§ **WHAT THE TASK ASKS**: The lines to copy are those in the records below that hold the word "false".

(App and web page records)

__________________________________________________

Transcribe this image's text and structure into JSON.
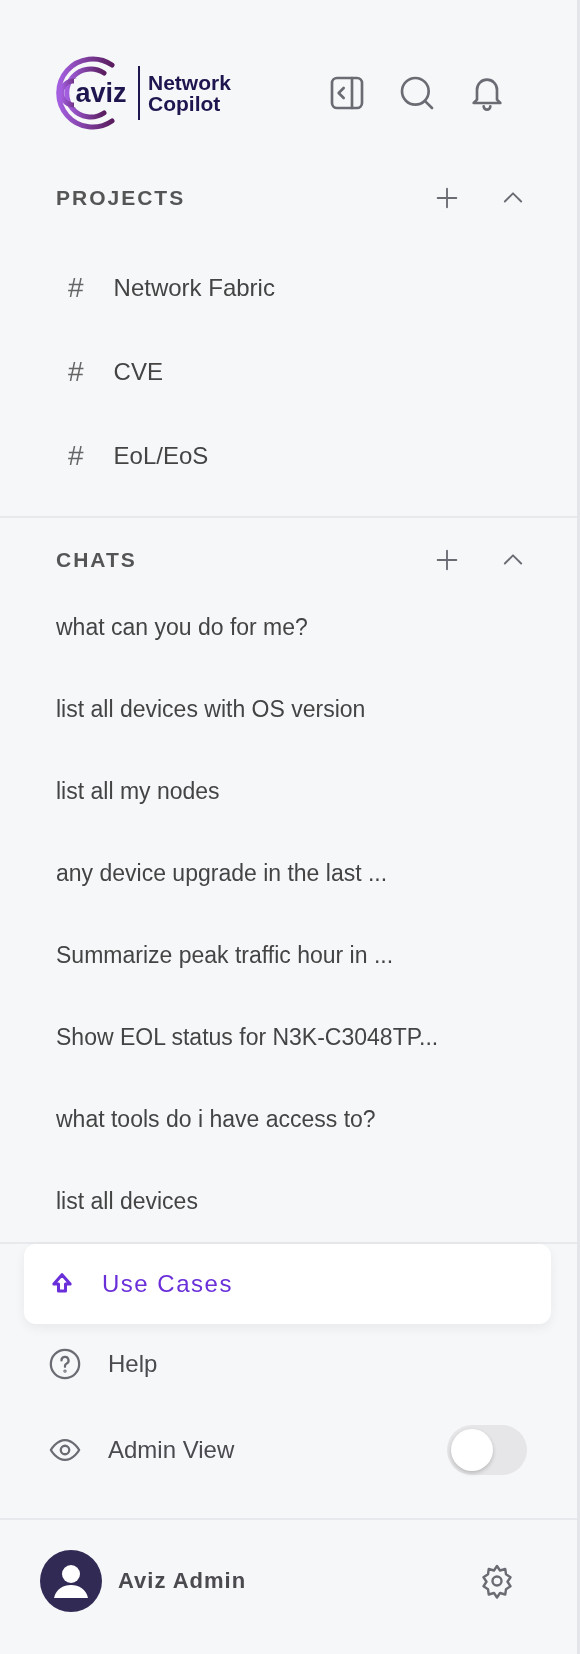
{
  "logo": {
    "mark": "aviz",
    "product_line1": "Network",
    "product_line2": "Copilot"
  },
  "projects": {
    "title": "PROJECTS",
    "expanded": true,
    "items": [
      {
        "icon": "#",
        "label": "Network Fabric"
      },
      {
        "icon": "#",
        "label": "CVE"
      },
      {
        "icon": "#",
        "label": "EoL/EoS"
      }
    ]
  },
  "chats": {
    "title": "CHATS",
    "expanded": true,
    "items": [
      {
        "label": "what can you do for me?"
      },
      {
        "label": "list all devices with OS version"
      },
      {
        "label": "list all my nodes"
      },
      {
        "label": "any device upgrade in the last ..."
      },
      {
        "label": "Summarize peak traffic hour in ..."
      },
      {
        "label": "Show EOL status for N3K-C3048TP..."
      },
      {
        "label": "what tools do i have access to?"
      },
      {
        "label": "list all devices"
      }
    ]
  },
  "menu": [
    {
      "kind": "link",
      "label": "Use Cases",
      "selected": true
    },
    {
      "kind": "link",
      "label": "Help",
      "selected": false
    },
    {
      "kind": "toggle",
      "label": "Admin View",
      "selected": false,
      "on": false
    }
  ],
  "user": {
    "name": "Aviz Admin"
  }
}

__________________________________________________

§ **FINISHED TASK**:
      "selected": false
      "selected": false,
      "on": false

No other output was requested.